Nyla Valencia felt she could’ve wrestled better leading up to her Central Coast Section 106-pound title match against Santa Cruz’s Greta Gustafson last Saturday at Independence High. When it came down to the championship match, however, the Sobrato High sophomore was on her game. In control from the start, Valencia ran her record to 18-0 on the season with a pin at the 3 minute, 27 second mark to fulfill a goal she set out before the season started.
“It feels great,” she said. “My arms are sore, but I feel great.”
Valencia advances to the CIF State Championships, which begin on Thursday at Mechanics Bank (formerly Rabobank) Arena in Bakersfield. Her teammate, Abbeygael Cabuag, also earned a berth to state with a solid third-place finish at 101 pounds. Cabuag fell to eventual champion Kiely Tabaldo in the semifinals, 7-6, before defeating Silver Creek’s Kelalani Tumale, 9-5, in the third-place match. Only a freshman, Cabuag is a rising star and no doubt has the potential to win a CCS championship and a state title in the future.
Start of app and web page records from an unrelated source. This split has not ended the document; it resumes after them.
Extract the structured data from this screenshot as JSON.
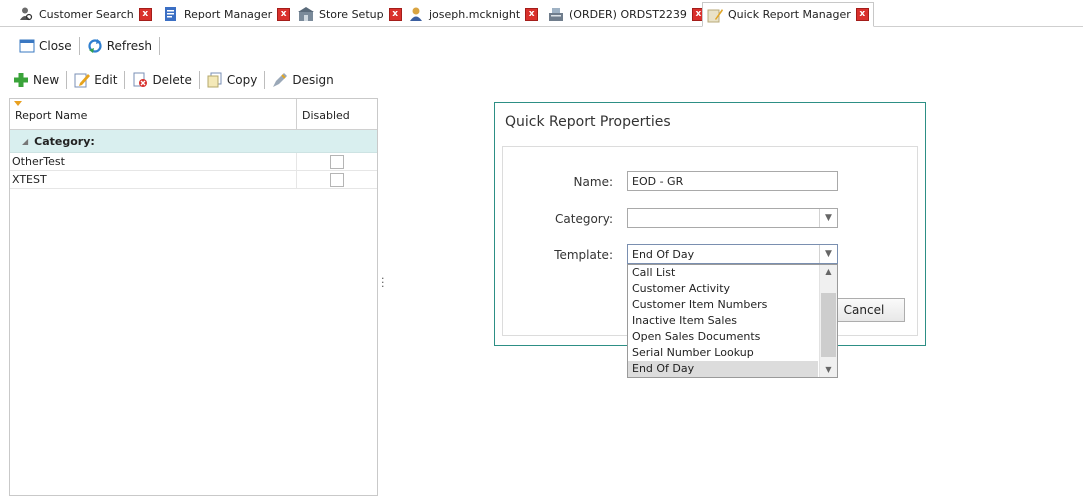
{
  "tabs": [
    {
      "label": "Customer Search",
      "icon": "person-search-icon"
    },
    {
      "label": "Report Manager",
      "icon": "report-icon"
    },
    {
      "label": "Store Setup",
      "icon": "store-icon"
    },
    {
      "label": "joseph.mcknight",
      "icon": "user-icon"
    },
    {
      "label": "(ORDER) ORDST2239",
      "icon": "register-icon"
    },
    {
      "label": "Quick Report Manager",
      "icon": "pencil-report-icon",
      "active": true
    }
  ],
  "toolbar": {
    "close_label": "Close",
    "refresh_label": "Refresh"
  },
  "actions": {
    "new_label": "New",
    "edit_label": "Edit",
    "delete_label": "Delete",
    "copy_label": "Copy",
    "design_label": "Design"
  },
  "grid": {
    "col_name": "Report Name",
    "col_disabled": "Disabled",
    "category_label": "Category:",
    "rows": [
      {
        "name": "OtherTest",
        "disabled": false
      },
      {
        "name": "XTEST",
        "disabled": false
      }
    ]
  },
  "dialog": {
    "title": "Quick Report Properties",
    "name_label": "Name:",
    "name_value": "EOD - GR",
    "category_label": "Category:",
    "category_value": "",
    "template_label": "Template:",
    "template_value": "End Of Day",
    "cancel_label": "Cancel",
    "template_options": [
      "Call List",
      "Customer Activity",
      "Customer Item Numbers",
      "Inactive Item Sales",
      "Open Sales Documents",
      "Serial Number Lookup",
      "End Of Day"
    ],
    "selected_option": "End Of Day"
  },
  "colors": {
    "accent": "#2d8f85",
    "category_row": "#d9efef",
    "close_tab": "#d9302c"
  }
}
They have all the moves and the work ethic, and if they stay injury-free, there’s no telling how much they’ll be able to accomplish.
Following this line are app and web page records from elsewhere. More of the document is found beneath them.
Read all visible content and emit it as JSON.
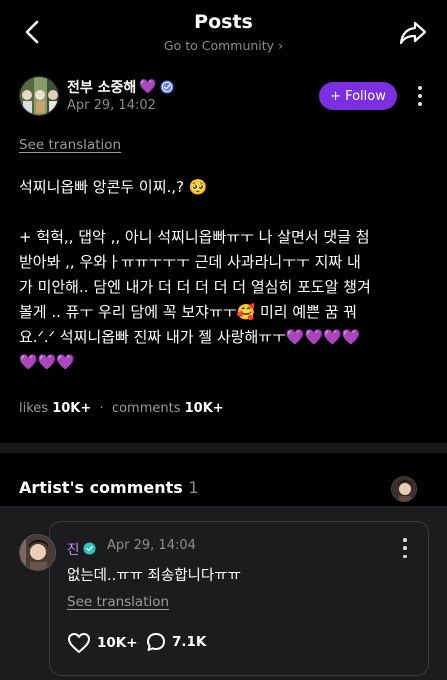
{
  "header": {
    "title": "Posts",
    "subtitle": "Go to Community",
    "subtitle_chevron": "›"
  },
  "post": {
    "author": "전부 소중해",
    "author_emoji": "💜",
    "date": "Apr 29, 14:02",
    "follow_label": "Follow",
    "follow_plus": "+",
    "see_translation": "See translation",
    "body_lines": [
      "석찌니옵빠 앙콘두 이찌.,? 🥺",
      "+ 헉헉,, 댑악 ,, 아니 석찌니옵빠ㅠㅜ 나 살면서 댓글 첨",
      "받아봐 ,, 우와ㅏㅠㅠㅜㅜㅜ 근데 사과라니ㅜㅜ 지짜 내",
      "가 미안해.. 담엔 내가 더 더 더 더 더 열심히 포도알 챙겨",
      "볼게 .. 퓨ㅜ 우리 담에 꼭 보쟈ㅠㅜ🥰 미리 예쁜 꿈 꿔",
      "요.ᐟ.ᐟ 석찌니옵빠 진짜 내가 젤 사랑해ㅠㅜ💜💜💜💜",
      "💜💜💜"
    ],
    "likes_label": "likes",
    "likes_count": "10K+",
    "comments_label": "comments",
    "comments_count": "10K+"
  },
  "artist_comments": {
    "title": "Artist's comments",
    "count": "1",
    "comment": {
      "author": "진",
      "date": "Apr 29, 14:04",
      "text": "없는데..ㅠㅠ 죄송합니다ㅠㅠ",
      "see_translation": "See translation",
      "likes": "10K+",
      "replies": "7.1K"
    }
  },
  "colors": {
    "accent": "#7b2fe0",
    "artist_name": "#c58bff",
    "background": "#000000",
    "card": "#1c1c1e"
  },
  "icons": [
    "back-arrow-icon",
    "share-icon",
    "verified-badge-icon",
    "more-vertical-icon",
    "heart-icon",
    "comment-bubble-icon"
  ]
}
Cabuag and Valencia—who is in her inaugural season of high school wrestling—form one of the most dynamic duos in the state. Against Gustafson, Valencia executed her game plan to near-perfection. She got an early takedown before riding Gustafson for the majority of the match. Then she executed a low single takedown, which eventually led to the pin. Never threatened, Valencia showed why she’s the premier 106-pounder in the section.
“My entire plan was to showcase my moves at the beginning of the first period, then choose a spot in the second round in which I was going to go for something big or pin her,” Valencia said. “And that is exactly what happened. That was the plan and I got the result I wanted.”
Valencia has all the tools, and the low single takedown just happens to be one of the moves in her vast repertoire. She uses the low single takedown in heavy doses in international competitions. However, the biggest improvement for Valencia this season has been in the mental game. In the past, Valencia said she might have lacked confidence or let her nerves affect her performance, but that looks to be a thing she has vanquished.
Valencia looked loose and relaxed before the final, as she listened to a music playlist compiled by her brother, Aden. Once she got on the mat, there was never a question Valencia was going to roll.
“I felt very confident and wasn’t thinking about pressure or the nerves,” she said. “I was just out there to wrestle, have fun, and enjoy the moment because this is not something you get to do everyday. And so I’m just preparing myself mentally and physically for state and future competitions. Learning to relax before my matches is extremely important along with staying focused and going strong the entire match. (Before the final) I put myself in a zone and flushed out my nerves.”
Valencia won her first two matches via pinfall and her third by a major decision. She beat a tough opponent in Gilroy’s Valerie Glenn in the semifinals, 4-1. While on the surface the score looked close, Valencia’s coach and father, Joel, said Glenn was never close to scoring (he said Glenn’s one point came via a one-point penalty on Nyla for clasping).
“I wrestled more defensively in the semis, didn’t take as many shots and decided to ride my opponent,” Nyla said. “In the finals, I opened up a little more as opposed to keeping it safe in the semis.”
Valencia is one of the favorites to win state, and though it’s a goal of hers, her biggest objective centers on her desire to be at her absolute best in every match.
“My main goal is to push my opponents, push myself and prepare for the finals match because I know it’s going to be a battle,” she said. “I want to wrestle to the best of my capabilities.”
Valencia was actually the No. 6 seed in the CCS Championships and No. 6 in the CCS rankings, which looks laughable now because of how thoroughly she dominated the field. Valencia didn’t wrestle in as many high school tournaments compared to her peers, as she often trained at the U.S. Olympic Training Center in Colorado Springs or took part in national and international competitions.
Valencia is a multiple-time national judo champion and has all the throws at her arsenal. Although she’s still used to getting used to folk style wrestling, there’s little doubt she will raise her level and knowledge of the style in the coming years. She’s already well versed in free style and Greco Roman, which is used in international competition. Quick, elusive and highly technical, Valencia is seemingly on a fast ascent to a much higher state. Valencia has a terrific coach in Joel, who offered some constructive criticism immediately after Nyla came off the mat.
“My dad was wanting me to look for those throws,” Nyla said. “I actually took two throws but didn’t hit them. … The thing I love about my dad is he is so calm in the corner. He doesn’t scream at me and he keeps his composure in a way that makes me calm and more relaxed, which helps me in matches.”
Of that, there is no doubt.